By Joy Ehonwa
1. You don’t respect them
What? I’m the boss, they should respect me! No sir, respect is reciprocal. You can’t treat employees shabbily, saying “there are many graduates out there who need jobs, so if you don’t want to work, resign!” and expect them to be enamoured with you. Name-calling is also a big no-no. The fact is, you’re not doing them a favour; they are rendering a service you need, for which they get paid. You should respect them as human beings. If you fail to do this, no matter how much they defer to your professional authority, morale will be low and their performance will be subpar.
2. You don’t know what you are doing
A good boss is a leader and a mentor of sorts. A boss who knows his onions is the one his employees/subordinates will look up to and respect. If you climbed up the ladder by means other than hard work and genuine commitment, chances are you didn’t learn many aspects of the job a person in your position should have mastered. When your staffers continually have to clean up after you and suffer the consequences of your incompetence, it is only natural that they will grow to dislike you.
3. You don’t really care about them
This is not about getting chummy or exhibiting unprofessional behaviour. Bosses who show genuine concern for the health and wellbeing of their staff find themselves with people who are willing to go the extra mile for them, and gladly overlook their shortcomings. If you neither care that Jack is feeling poorly, nor consider how far Jill’s home is from the office when you’re asking her to work late, you really can’t be shocked that you’re hated.
4. You always want to pay the least you can get away with
You are blessed to have creative, hardworking staff, and instead of rewarding them with rich remuneration, you pay them just enough to keep them working. You delay raises, and then when you finally get round to it, you scoop up a handful of money and splash it atop their current pay packet like a market woman selling cups of rice. You will be the loser in the end. Do you want to find yourself with an excellent employee who is constantly searching for a better job? Soon, someone else will recognise their worth and they will be gone in a flash. Until then, be aware that their feelings towards you are anything but warm.
5. Your door is always closed
One of the perks of working under a seasoned professional is the opportunity to learn and grow. You may be the best in the industry, but if your doors aren’t open, literally and figuratively, your employees will benefit little from your expertise. Being accessible goes a long way. Bosses who are on hand to access employees’ performance, give constructive feedback and offer a piece of advice or two are not just respected; they are loved by employees who will bend over backwards to please them. Bosses who are stingy with their time, energy and attention should expect indifference at best, and thinly veiled animosity at worst.

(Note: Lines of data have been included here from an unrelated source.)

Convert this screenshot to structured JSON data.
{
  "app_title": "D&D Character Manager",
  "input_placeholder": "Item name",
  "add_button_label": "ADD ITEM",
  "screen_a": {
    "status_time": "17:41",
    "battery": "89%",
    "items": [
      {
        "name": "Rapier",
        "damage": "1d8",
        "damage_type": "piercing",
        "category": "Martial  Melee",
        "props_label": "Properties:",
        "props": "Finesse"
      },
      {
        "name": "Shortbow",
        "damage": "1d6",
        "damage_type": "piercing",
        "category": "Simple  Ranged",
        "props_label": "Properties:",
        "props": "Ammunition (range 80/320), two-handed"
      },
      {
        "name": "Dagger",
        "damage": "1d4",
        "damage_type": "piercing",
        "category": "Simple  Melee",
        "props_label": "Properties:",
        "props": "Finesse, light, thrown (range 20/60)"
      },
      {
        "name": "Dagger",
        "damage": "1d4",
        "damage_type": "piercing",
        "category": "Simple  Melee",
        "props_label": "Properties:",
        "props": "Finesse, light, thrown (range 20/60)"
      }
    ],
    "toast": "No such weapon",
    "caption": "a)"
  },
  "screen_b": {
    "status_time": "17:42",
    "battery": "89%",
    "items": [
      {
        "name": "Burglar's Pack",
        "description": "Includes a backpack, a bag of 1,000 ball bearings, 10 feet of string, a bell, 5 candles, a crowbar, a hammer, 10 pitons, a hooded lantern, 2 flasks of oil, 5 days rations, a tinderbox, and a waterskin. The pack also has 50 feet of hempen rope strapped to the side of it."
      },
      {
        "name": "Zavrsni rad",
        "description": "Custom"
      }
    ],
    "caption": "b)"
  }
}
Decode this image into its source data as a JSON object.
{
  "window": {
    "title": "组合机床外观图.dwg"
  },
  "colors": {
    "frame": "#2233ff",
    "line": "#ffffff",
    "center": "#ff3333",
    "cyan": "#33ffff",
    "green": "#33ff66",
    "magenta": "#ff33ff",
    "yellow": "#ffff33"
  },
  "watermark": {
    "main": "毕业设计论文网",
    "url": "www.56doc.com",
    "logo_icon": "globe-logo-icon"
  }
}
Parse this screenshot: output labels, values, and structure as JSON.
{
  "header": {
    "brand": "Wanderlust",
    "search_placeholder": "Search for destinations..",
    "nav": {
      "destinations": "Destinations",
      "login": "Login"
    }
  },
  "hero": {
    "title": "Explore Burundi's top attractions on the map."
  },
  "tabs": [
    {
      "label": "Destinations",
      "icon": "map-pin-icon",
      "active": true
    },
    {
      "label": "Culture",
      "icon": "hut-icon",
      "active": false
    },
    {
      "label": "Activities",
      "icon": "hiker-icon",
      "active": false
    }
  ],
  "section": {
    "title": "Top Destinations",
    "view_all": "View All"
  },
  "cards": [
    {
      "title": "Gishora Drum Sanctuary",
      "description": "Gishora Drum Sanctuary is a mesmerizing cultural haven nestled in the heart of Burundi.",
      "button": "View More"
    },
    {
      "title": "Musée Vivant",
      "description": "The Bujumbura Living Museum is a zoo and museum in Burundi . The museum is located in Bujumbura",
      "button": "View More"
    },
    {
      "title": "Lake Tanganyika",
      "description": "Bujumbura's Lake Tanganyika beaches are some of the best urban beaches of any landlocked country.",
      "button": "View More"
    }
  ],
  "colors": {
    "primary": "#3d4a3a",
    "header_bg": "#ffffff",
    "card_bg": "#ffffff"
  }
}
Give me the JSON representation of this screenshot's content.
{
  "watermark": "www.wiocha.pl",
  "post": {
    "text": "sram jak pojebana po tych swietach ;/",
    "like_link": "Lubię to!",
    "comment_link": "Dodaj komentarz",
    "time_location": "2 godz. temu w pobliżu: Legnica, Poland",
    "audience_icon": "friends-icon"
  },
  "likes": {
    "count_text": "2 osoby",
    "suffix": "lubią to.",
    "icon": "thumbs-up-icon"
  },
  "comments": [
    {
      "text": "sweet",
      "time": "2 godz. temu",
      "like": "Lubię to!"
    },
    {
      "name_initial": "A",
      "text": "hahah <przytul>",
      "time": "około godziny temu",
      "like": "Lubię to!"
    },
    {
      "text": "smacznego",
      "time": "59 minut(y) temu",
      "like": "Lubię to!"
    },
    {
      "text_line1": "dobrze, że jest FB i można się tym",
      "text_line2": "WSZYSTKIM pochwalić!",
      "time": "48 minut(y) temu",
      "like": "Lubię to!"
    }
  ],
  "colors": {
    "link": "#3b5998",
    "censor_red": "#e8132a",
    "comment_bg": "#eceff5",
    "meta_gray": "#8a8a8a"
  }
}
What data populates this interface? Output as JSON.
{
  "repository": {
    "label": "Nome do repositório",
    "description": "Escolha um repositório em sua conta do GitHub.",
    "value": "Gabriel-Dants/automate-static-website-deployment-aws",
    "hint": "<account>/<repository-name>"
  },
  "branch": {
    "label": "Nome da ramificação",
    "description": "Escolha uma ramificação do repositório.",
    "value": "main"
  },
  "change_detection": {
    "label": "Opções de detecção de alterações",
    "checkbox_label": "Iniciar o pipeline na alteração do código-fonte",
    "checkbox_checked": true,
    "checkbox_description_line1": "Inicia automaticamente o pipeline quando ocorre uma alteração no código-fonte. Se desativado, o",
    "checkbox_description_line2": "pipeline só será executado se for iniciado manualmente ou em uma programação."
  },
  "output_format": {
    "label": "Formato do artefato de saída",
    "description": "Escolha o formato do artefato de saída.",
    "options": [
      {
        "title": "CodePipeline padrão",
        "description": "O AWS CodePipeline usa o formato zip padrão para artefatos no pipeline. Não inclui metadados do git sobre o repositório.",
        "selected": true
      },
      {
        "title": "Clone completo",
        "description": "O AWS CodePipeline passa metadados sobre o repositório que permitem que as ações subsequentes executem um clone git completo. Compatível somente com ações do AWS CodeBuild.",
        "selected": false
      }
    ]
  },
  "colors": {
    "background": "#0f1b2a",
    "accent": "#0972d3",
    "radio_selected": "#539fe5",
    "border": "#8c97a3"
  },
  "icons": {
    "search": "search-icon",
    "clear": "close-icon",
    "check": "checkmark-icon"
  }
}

So there you have it! Make 2013 a different year for you and your staff.